## The problem
Each entry below needs to be reproduced exactly as given.

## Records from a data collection
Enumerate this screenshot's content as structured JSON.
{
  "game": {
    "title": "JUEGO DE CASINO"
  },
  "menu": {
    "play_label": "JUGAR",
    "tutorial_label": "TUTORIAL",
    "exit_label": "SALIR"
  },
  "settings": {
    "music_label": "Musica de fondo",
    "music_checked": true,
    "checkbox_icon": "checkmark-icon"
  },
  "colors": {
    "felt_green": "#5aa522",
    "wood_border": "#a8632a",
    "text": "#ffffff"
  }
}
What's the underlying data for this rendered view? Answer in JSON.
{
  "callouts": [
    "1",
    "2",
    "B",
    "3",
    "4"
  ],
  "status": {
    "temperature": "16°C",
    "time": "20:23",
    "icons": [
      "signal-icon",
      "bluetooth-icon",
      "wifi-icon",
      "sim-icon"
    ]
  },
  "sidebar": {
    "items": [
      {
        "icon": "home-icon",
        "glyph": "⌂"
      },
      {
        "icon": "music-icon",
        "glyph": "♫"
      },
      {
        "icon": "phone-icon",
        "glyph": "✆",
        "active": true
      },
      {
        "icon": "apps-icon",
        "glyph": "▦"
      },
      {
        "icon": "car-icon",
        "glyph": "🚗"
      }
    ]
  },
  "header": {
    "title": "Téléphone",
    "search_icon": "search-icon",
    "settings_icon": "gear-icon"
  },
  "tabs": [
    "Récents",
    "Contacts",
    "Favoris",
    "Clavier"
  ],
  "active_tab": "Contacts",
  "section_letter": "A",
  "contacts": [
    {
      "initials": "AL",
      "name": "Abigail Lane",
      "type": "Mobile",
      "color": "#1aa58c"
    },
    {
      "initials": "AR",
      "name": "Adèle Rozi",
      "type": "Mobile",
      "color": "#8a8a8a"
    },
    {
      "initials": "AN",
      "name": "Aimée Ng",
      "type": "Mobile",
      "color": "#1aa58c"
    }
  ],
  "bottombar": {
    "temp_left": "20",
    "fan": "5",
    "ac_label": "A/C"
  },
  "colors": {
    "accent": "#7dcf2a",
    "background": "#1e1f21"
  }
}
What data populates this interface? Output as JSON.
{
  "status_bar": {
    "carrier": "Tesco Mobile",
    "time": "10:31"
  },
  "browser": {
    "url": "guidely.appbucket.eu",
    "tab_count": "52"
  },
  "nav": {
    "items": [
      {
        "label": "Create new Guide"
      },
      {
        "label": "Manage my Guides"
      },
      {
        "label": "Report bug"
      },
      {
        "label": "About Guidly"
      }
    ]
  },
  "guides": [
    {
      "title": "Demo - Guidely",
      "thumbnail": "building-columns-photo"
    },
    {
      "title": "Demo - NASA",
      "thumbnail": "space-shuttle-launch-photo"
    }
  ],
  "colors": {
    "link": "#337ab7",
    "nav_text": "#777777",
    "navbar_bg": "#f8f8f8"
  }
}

## Result of this task
Enumerate this screenshot's content as structured JSON.
{
  "game": {
    "title": "JUEGO DE CASINO"
  },
  "menu": {
    "play_label": "JUGAR",
    "tutorial_label": "TUTORIAL",
    "exit_label": "SALIR"
  },
  "settings": {
    "music_label": "Musica de fondo",
    "music_checked": true,
    "checkbox_icon": "checkmark-icon"
  },
  "colors": {
    "felt_green": "#5aa522",
    "wood_border": "#a8632a",
    "text": "#ffffff"
  }
}
What's the underlying data for this rendered view? Answer in JSON.
{
  "callouts": [
    "1",
    "2",
    "B",
    "3",
    "4"
  ],
  "status": {
    "temperature": "16°C",
    "time": "20:23",
    "icons": [
      "signal-icon",
      "bluetooth-icon",
      "wifi-icon",
      "sim-icon"
    ]
  },
  "sidebar": {
    "items": [
      {
        "icon": "home-icon",
        "glyph": "⌂"
      },
      {
        "icon": "music-icon",
        "glyph": "♫"
      },
      {
        "icon": "phone-icon",
        "glyph": "✆",
        "active": true
      },
      {
        "icon": "apps-icon",
        "glyph": "▦"
      },
      {
        "icon": "car-icon",
        "glyph": "🚗"
      }
    ]
  },
  "header": {
    "title": "Téléphone",
    "search_icon": "search-icon",
    "settings_icon": "gear-icon"
  },
  "tabs": [
    "Récents",
    "Contacts",
    "Favoris",
    "Clavier"
  ],
  "active_tab": "Contacts",
  "section_letter": "A",
  "contacts": [
    {
      "initials": "AL",
      "name": "Abigail Lane",
      "type": "Mobile",
      "color": "#1aa58c"
    },
    {
      "initials": "AR",
      "name": "Adèle Rozi",
      "type": "Mobile",
      "color": "#8a8a8a"
    },
    {
      "initials": "AN",
      "name": "Aimée Ng",
      "type": "Mobile",
      "color": "#1aa58c"
    }
  ],
  "bottombar": {
    "temp_left": "20",
    "fan": "5",
    "ac_label": "A/C"
  },
  "colors": {
    "accent": "#7dcf2a",
    "background": "#1e1f21"
  }
}
What data populates this interface? Output as JSON.
{
  "status_bar": {
    "carrier": "Tesco Mobile",
    "time": "10:31"
  },
  "browser": {
    "url": "guidely.appbucket.eu",
    "tab_count": "52"
  },
  "nav": {
    "items": [
      {
        "label": "Create new Guide"
      },
      {
        "label": "Manage my Guides"
      },
      {
        "label": "Report bug"
      },
      {
        "label": "About Guidly"
      }
    ]
  },
  "guides": [
    {
      "title": "Demo - Guidely",
      "thumbnail": "building-columns-photo"
    },
    {
      "title": "Demo - NASA",
      "thumbnail": "space-shuttle-launch-photo"
    }
  ],
  "colors": {
    "link": "#337ab7",
    "nav_text": "#777777",
    "navbar_bg": "#f8f8f8"
  }
}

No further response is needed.